Junot you’ve done it again..
In his essay, Junot Diaz speaks of the tough time he had in Cornell’s MFA program and coming out feeling that it was “too white”. At a time of some sort of naivete, Diaz decision to apply for an MFA was in hopes of taking writing serious and sophisticated. His lack of idea of other options and blind application was as he recalls “pretty dumb”.
I’m hoping to be MFA bound yet when you read about one of your favorite writer’s very own naive experience, what can you do much different?
For one thing, do more research and apply more broadly.
He cites today’s age as “the Age of the Writing Program” and acknowledges the different types to be resourceful to all. He recalls applying “blindly and not very widely” so I’m going to make sure I’m aware of each choice and all the implications that each school comes with: fellowships, teachers, classes, years required to complete, city, etc…
And then there’s the questions of MFA’s being “too white”…
In my workshop there was an almost lunatic belief that race was no longer a major social force. In my workshop we never explored our racial identities or how they impacted our writing – at all…in my workshop we never talked about race except on the rare occasion someone wanted to argue that “race discussions” were exactly the discussion a serious writer should not be having.
I’m not sure what to expect? Should I be scared?
I can’t tell you how often students of color seek me out during my visits or approach me after readings in order to share with me the racist nonsense they’re facing in their programs, from both their peers and their professors.

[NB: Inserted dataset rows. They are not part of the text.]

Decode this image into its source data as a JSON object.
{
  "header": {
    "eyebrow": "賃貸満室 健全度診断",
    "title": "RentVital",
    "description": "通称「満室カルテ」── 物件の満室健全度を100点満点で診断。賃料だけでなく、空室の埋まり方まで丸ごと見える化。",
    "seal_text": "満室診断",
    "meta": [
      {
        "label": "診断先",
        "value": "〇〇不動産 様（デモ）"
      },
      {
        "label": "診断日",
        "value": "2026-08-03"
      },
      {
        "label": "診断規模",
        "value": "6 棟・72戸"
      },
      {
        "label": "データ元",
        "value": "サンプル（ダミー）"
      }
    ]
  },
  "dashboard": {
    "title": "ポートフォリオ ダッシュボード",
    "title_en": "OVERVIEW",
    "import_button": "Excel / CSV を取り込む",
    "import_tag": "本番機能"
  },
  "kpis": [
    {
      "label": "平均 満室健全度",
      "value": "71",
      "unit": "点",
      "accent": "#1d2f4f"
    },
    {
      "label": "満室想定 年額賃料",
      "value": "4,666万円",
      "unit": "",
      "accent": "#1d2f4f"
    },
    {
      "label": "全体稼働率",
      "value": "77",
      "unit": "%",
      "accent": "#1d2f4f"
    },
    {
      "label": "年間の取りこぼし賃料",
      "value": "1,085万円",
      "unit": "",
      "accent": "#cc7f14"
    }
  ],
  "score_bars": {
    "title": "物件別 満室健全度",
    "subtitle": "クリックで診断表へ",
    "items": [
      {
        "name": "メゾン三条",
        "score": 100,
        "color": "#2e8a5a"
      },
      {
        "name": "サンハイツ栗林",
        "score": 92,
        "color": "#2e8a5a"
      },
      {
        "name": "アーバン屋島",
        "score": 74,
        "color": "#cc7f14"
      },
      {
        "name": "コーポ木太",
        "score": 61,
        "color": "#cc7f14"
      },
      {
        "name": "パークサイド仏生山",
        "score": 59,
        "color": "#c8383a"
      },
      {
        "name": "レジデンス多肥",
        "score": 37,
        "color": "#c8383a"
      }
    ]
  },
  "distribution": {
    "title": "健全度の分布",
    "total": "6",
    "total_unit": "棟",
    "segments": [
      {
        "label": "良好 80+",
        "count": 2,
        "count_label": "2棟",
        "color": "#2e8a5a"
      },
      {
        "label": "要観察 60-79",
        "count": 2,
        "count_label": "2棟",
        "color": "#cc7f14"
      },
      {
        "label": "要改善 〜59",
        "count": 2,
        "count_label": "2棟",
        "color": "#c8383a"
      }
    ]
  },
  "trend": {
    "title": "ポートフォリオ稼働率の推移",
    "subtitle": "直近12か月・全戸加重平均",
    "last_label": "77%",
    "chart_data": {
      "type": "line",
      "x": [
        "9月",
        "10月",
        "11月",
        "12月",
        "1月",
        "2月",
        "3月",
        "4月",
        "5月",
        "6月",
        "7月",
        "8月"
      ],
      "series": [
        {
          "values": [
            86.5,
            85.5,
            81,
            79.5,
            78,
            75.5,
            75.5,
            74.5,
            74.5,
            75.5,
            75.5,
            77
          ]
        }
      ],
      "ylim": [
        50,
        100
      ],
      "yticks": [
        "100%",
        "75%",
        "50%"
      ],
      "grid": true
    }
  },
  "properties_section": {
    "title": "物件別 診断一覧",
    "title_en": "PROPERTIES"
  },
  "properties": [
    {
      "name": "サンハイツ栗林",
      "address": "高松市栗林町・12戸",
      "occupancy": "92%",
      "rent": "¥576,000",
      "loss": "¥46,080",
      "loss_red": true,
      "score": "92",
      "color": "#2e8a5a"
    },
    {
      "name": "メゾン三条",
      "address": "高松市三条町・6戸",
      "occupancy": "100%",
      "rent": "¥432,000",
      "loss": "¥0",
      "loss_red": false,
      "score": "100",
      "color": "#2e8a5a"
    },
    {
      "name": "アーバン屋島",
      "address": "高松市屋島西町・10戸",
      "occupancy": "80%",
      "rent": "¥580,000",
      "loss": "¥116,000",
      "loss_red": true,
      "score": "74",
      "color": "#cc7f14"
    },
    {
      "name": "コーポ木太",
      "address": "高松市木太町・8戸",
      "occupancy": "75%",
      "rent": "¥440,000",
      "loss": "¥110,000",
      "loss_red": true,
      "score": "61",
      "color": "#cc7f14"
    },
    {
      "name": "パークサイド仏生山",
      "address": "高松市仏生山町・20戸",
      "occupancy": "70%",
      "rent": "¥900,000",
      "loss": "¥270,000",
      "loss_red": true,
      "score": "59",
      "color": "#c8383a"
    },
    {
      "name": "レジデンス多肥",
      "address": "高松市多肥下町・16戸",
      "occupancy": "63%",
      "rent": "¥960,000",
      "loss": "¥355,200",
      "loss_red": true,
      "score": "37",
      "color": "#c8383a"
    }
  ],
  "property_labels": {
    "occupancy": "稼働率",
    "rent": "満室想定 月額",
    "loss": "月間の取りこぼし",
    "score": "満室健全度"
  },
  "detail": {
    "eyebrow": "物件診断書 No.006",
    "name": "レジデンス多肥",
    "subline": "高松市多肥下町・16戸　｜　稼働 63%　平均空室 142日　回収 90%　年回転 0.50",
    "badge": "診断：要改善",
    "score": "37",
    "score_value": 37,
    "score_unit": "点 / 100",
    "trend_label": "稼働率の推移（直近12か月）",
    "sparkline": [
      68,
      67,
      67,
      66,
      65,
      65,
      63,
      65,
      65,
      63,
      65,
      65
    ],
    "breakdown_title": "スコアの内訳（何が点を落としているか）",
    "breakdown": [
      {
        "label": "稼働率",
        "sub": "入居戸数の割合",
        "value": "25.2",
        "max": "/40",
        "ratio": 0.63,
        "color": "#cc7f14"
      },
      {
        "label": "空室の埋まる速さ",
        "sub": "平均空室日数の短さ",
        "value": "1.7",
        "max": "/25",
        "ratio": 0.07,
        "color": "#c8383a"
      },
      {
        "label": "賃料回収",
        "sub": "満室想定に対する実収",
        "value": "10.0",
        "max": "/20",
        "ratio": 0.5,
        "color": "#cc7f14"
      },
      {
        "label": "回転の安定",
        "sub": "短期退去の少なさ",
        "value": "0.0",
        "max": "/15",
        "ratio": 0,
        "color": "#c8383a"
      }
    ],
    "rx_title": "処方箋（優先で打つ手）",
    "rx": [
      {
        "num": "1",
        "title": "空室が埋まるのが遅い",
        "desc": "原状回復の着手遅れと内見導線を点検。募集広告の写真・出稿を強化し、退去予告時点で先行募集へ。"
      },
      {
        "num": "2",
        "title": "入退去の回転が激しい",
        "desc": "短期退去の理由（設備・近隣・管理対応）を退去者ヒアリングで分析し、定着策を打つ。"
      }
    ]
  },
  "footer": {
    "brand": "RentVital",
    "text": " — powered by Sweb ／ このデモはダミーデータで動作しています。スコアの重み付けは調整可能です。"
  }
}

As Junot Diaz’ essay continues, he talks about the other POC in his class and how tough it was to stay away from dropping out. Not every POC made it.
Of course I tried to get her to stay. Shit, I would have gotten on my knees if I thought it would have changed her mind. Selfish shit really; I just didn’t want to be alone in that workshop but she didn’t change her mind. When push came to shove, none of us [POC] were close enough, I guess, to really make an intervention. Instead of pulling together we [POC] had all descended into our own spaces, taking the bus home every chance we got.
…Twenty years since the workshop and what I’m left with now is not bitterness or anger but an abiding sense of loss. Lost time, lost opportunities, lost people…I wonder what work might have been produced had we writers of colors been able to talk across our connections and divides, if we’d all felt safe and accounted for in the workshop, if we’d all been each other’s witnesses. What might have been…
Living in NYC, I found the MFA vs. NYC debate to be an interesting one but on a more personal level, I’m definitely giving MFA vs. POC a look as well.
In celebrating National Short Story Month, I found a neat Salon piece on an inside look at Junot Diaz’s class at MIT and what he wants his students to read. Junot is all about reading others beside the typical Alice Munro or Francine Prose and although this inside scope gave us a look at his World-Building class with an interesting list of works, I found his Advanced Fiction reading list just what this month had asked: to read short stories!
These are the ones I’ve either already read or plan to embark:
“Bounty” by George Saunders